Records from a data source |
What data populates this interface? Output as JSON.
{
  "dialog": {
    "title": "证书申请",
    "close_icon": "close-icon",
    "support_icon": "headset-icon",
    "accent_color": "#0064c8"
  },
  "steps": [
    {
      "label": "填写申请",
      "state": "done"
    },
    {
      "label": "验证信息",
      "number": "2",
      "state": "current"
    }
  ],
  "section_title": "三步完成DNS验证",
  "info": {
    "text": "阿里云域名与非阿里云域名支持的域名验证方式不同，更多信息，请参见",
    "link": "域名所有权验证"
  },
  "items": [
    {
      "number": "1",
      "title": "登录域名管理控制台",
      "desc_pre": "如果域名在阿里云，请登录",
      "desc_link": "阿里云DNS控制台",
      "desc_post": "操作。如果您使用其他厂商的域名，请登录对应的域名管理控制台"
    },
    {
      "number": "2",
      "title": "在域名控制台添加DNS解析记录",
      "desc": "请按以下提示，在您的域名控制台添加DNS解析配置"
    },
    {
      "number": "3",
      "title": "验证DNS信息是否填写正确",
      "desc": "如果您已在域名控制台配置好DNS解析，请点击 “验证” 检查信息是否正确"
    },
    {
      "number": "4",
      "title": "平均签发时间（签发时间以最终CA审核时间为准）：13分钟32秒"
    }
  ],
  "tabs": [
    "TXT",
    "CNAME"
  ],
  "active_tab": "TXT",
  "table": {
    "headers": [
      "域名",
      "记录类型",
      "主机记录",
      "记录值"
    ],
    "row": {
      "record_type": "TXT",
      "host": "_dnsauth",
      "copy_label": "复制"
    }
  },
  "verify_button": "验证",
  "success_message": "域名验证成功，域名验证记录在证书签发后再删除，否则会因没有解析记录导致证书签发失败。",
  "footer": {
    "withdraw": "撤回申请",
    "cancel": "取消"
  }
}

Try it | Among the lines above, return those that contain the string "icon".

Result of the exercise |
    "close_icon": "close-icon",
    "support_icon": "headset-icon",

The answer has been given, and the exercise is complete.